The basic reason for disagreement concerns different views about the performance of the treaty in fostering nuclear disarmament. The wide majority of non-nuclear parties that are not allied with nuclear weapon states contend that progress toward disarmament has been slow and insufficient, particularly as compared to the success of the treaty in curbing horizontal proliferation. In the view of those states the net result over the decades has been a weakening of the NPT’s credibility as a framework for the elimination of nuc lear weapons.

 Due to the two-year delay forced by the COVID pandemic, a new review cycle will begin in a few months, leading to the 2026 11th Review Conference. If anything, the 10th Conference made clear once again the commitment of parties to the NPT and its objectives. What seems increasingly disfunctional is the structure of the review system itself. It was conceived and adopted as part of package, but many point out that some elements of that package had no effective follow-up.

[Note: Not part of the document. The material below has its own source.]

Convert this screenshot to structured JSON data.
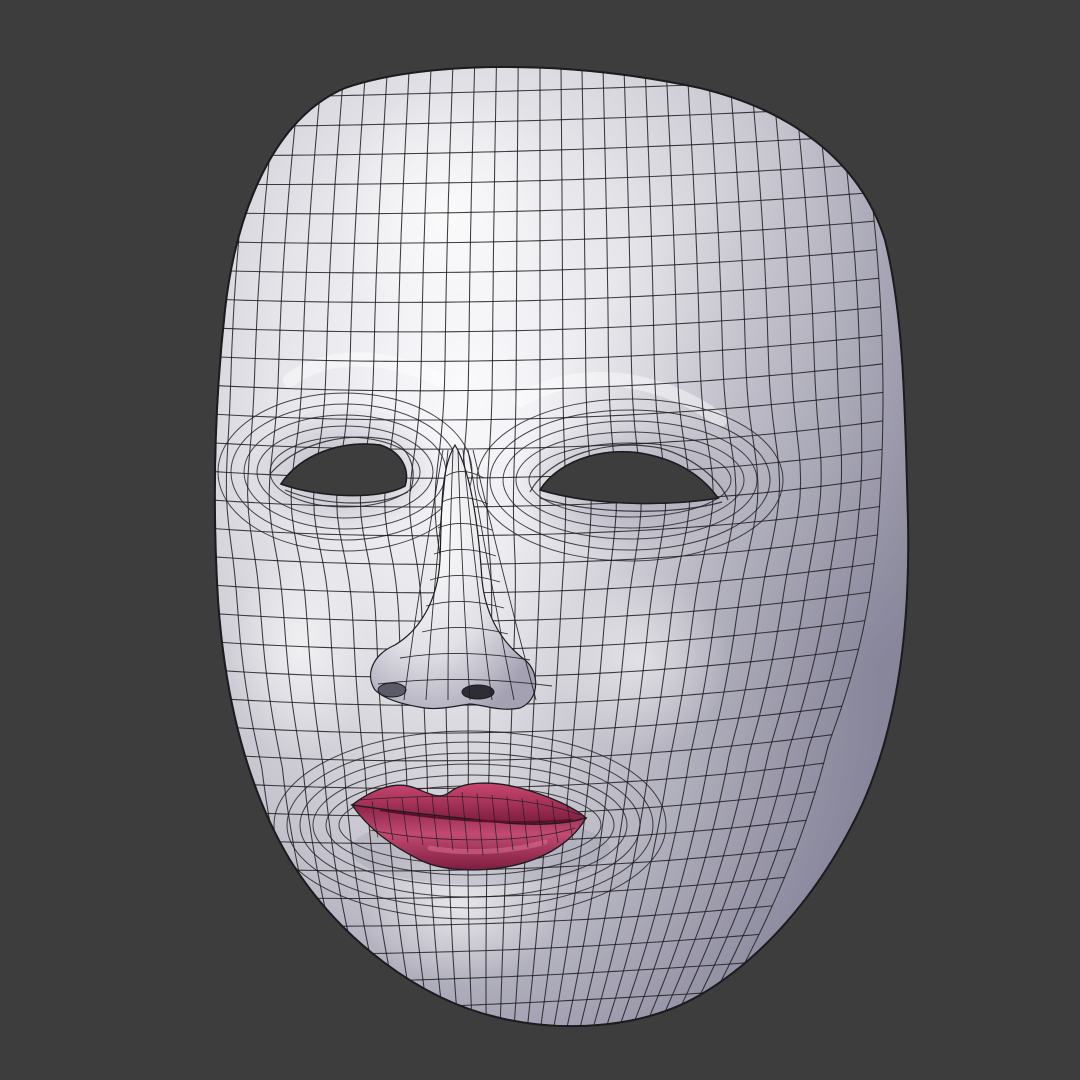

Despite the perceived shortcomings of the Treaty, most stakeholders seem to agree that it remains the centerpiece of the global nuclear disarmament and non-proliferation regime. The absence of an outcome document does not mean that the Tenth NPT Review Conference and some of its prdecessors had no value of any kind. The willingness of the parties to continue meeting regularly to appraise the performance of the instrument reflects their positive commitment to the treaty and its objectives.

Despite the near universality the NPT, its long history of controversy and the continuing lack of a clear common understanding at the successive Review Conferences is harmful to the authority and credibility of the Treaty. The parties to the NPT have not yet come to an agreement on the basic question of the role and need for nuclear weapons. While most non-nuclear states want to build a path to their elimination, the nuclear states and their allies seem to want to extend the current status quo indefinitely.

In spite of its shortcomings, the NPT has been for a long time the centerpiece of the global disarmament and non-proliferation regime. It remains to be seen how long humanity will continue to live with the threat of its own annihilation represented by nuclear weapons.

First presented at Zagreb, Croatia (22/23 November, 2022)

Key words: NPT